Provided entries.
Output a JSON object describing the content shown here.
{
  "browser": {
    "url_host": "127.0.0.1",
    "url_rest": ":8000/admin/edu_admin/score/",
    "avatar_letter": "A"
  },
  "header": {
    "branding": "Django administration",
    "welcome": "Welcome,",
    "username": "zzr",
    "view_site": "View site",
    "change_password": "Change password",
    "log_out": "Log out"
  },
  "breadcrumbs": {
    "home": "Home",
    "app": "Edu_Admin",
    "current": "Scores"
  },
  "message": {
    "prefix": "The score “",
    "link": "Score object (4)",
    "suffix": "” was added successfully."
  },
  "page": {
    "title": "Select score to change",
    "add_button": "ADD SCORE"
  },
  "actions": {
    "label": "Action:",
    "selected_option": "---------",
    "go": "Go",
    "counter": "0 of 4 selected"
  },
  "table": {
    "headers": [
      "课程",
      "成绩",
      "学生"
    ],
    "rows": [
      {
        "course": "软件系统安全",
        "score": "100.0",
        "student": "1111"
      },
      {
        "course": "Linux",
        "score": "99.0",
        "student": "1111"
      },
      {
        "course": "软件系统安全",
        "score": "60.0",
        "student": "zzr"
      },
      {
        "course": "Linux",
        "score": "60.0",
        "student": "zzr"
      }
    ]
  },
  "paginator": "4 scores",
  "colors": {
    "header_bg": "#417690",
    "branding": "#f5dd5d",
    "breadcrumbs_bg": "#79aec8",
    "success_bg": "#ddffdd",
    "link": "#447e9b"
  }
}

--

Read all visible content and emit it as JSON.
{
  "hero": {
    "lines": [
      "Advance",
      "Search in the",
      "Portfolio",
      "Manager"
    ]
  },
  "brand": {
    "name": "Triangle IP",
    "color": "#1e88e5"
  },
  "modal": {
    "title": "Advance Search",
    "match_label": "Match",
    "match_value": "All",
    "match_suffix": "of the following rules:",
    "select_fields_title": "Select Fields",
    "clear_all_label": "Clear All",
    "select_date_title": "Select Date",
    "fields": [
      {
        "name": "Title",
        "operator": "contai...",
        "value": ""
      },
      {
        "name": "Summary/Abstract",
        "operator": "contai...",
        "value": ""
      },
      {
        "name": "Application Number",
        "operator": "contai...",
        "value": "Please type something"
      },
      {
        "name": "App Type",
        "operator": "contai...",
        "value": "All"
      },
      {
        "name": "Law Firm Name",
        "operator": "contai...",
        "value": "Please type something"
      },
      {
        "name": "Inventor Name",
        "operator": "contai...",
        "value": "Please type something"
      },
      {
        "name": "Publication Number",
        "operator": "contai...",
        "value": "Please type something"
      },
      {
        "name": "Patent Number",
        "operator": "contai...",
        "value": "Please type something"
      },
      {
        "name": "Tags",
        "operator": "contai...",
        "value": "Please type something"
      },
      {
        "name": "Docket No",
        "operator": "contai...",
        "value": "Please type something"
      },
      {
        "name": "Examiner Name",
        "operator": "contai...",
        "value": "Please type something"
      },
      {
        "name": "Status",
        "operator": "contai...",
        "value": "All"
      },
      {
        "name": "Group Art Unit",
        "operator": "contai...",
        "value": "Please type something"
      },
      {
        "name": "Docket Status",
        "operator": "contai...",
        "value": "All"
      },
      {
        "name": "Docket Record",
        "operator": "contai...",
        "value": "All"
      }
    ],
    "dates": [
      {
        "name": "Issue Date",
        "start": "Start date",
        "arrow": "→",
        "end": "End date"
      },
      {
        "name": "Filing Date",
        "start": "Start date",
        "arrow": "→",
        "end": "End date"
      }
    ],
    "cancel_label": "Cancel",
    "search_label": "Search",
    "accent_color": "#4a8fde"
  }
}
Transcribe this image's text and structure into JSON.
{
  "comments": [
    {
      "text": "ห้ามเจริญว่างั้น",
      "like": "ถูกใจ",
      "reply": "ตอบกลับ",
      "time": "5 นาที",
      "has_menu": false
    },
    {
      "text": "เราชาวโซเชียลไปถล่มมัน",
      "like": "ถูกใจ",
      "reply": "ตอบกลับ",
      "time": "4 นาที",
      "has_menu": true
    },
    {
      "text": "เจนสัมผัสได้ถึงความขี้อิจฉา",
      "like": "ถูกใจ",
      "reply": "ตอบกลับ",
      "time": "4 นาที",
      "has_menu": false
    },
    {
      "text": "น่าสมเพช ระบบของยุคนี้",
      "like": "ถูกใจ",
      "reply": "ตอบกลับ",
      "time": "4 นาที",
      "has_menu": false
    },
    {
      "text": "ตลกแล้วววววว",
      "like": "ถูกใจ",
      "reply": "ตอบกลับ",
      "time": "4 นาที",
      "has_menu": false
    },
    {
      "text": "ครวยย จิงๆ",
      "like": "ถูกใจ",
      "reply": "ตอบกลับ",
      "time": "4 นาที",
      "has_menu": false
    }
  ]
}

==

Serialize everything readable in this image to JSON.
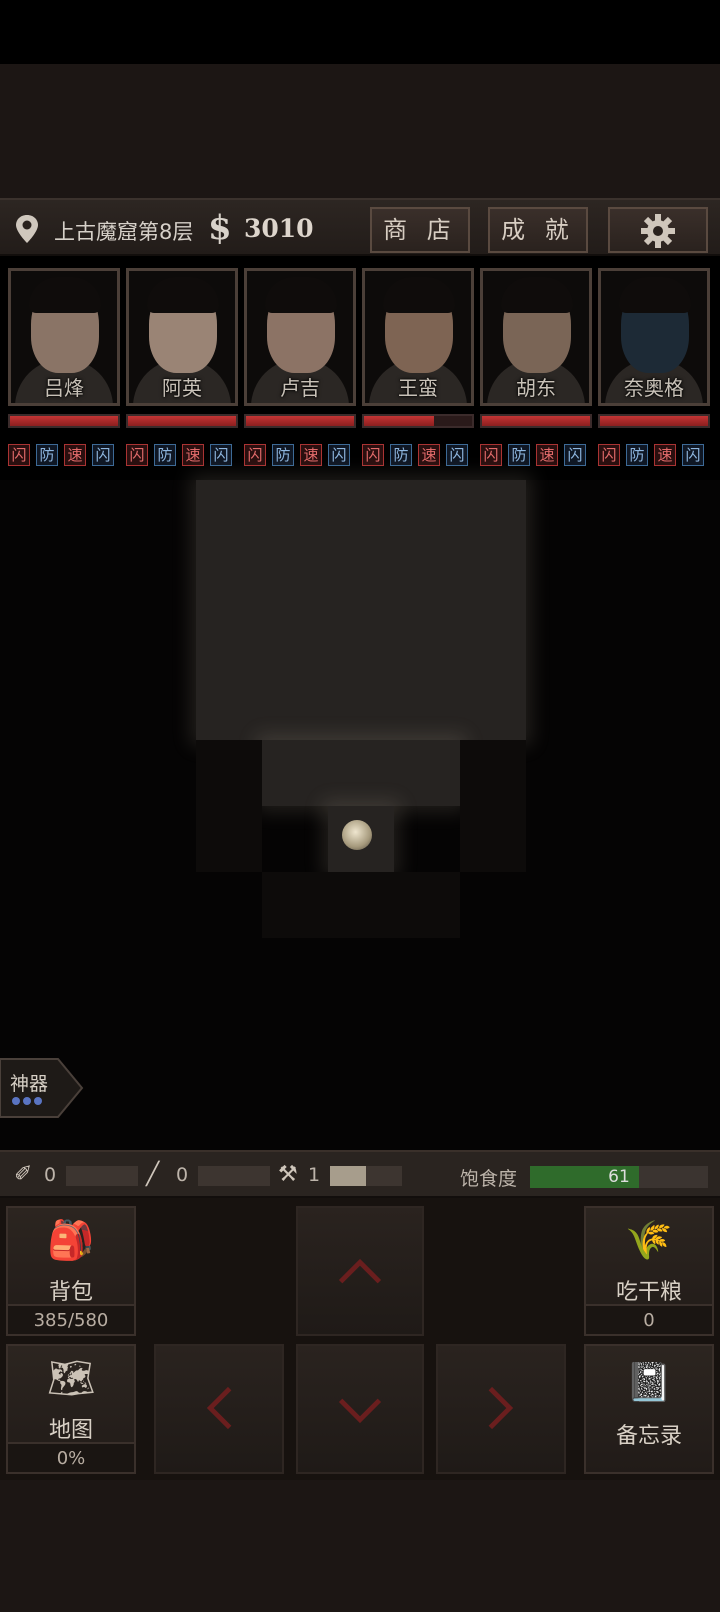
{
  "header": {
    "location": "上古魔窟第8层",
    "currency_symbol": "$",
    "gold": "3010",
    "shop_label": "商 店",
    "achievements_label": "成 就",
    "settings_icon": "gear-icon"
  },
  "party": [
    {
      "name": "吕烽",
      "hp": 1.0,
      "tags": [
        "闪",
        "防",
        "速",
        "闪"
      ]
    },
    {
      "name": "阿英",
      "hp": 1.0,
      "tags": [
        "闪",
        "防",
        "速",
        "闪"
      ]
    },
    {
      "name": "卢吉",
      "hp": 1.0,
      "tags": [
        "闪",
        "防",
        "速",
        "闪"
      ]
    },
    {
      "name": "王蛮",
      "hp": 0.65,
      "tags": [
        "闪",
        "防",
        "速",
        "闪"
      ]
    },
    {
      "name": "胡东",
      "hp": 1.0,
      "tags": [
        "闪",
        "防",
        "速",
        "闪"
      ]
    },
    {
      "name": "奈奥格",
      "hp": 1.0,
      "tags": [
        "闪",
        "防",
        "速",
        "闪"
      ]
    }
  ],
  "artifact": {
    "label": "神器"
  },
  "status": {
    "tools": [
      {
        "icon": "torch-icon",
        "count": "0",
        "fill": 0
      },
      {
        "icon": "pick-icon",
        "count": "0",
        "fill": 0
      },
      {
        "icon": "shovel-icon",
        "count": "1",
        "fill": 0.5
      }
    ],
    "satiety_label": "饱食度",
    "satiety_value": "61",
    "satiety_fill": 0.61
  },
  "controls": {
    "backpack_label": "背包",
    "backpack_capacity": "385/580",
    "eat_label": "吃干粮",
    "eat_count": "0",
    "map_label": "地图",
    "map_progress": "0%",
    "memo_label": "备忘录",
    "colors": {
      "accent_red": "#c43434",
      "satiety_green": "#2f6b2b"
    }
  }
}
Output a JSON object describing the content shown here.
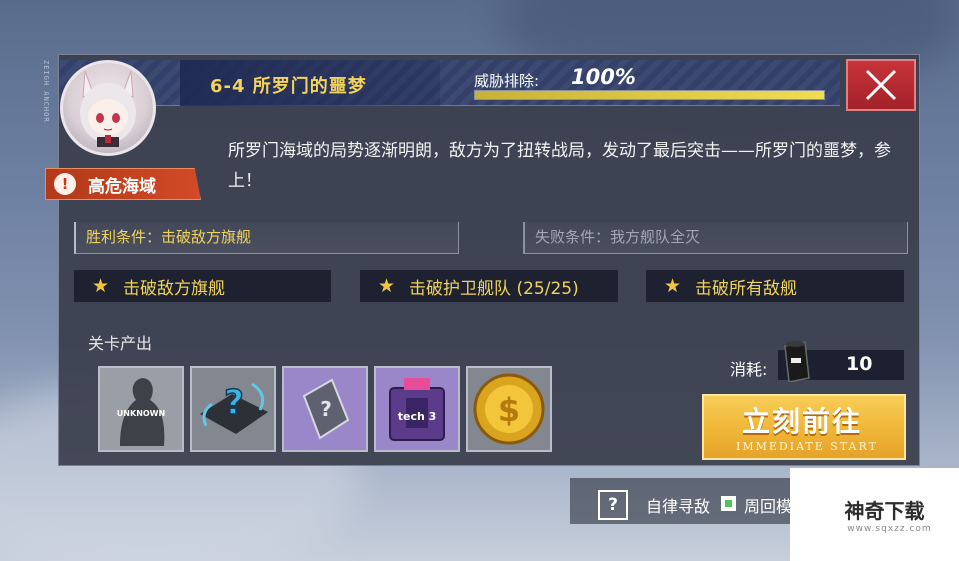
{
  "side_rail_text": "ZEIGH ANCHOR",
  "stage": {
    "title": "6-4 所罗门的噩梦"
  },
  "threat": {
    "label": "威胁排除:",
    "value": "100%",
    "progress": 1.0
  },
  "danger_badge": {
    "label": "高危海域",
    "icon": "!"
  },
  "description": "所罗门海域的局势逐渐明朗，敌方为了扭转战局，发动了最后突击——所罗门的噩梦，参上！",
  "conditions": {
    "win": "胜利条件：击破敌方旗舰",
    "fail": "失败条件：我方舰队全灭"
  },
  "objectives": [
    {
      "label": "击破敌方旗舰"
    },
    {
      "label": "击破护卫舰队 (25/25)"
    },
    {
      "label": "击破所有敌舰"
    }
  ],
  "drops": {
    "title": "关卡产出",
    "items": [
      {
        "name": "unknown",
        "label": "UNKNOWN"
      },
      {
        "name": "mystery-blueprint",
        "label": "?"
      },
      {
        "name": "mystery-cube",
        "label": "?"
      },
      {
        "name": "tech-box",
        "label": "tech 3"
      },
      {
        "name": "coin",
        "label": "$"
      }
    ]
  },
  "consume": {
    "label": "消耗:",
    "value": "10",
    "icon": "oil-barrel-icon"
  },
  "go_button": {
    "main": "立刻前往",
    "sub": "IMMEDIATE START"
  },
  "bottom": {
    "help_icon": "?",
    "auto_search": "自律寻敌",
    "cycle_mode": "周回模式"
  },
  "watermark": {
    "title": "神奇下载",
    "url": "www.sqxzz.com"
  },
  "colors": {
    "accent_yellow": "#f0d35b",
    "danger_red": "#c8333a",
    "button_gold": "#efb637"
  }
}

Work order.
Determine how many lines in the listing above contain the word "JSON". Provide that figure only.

Written solution.
5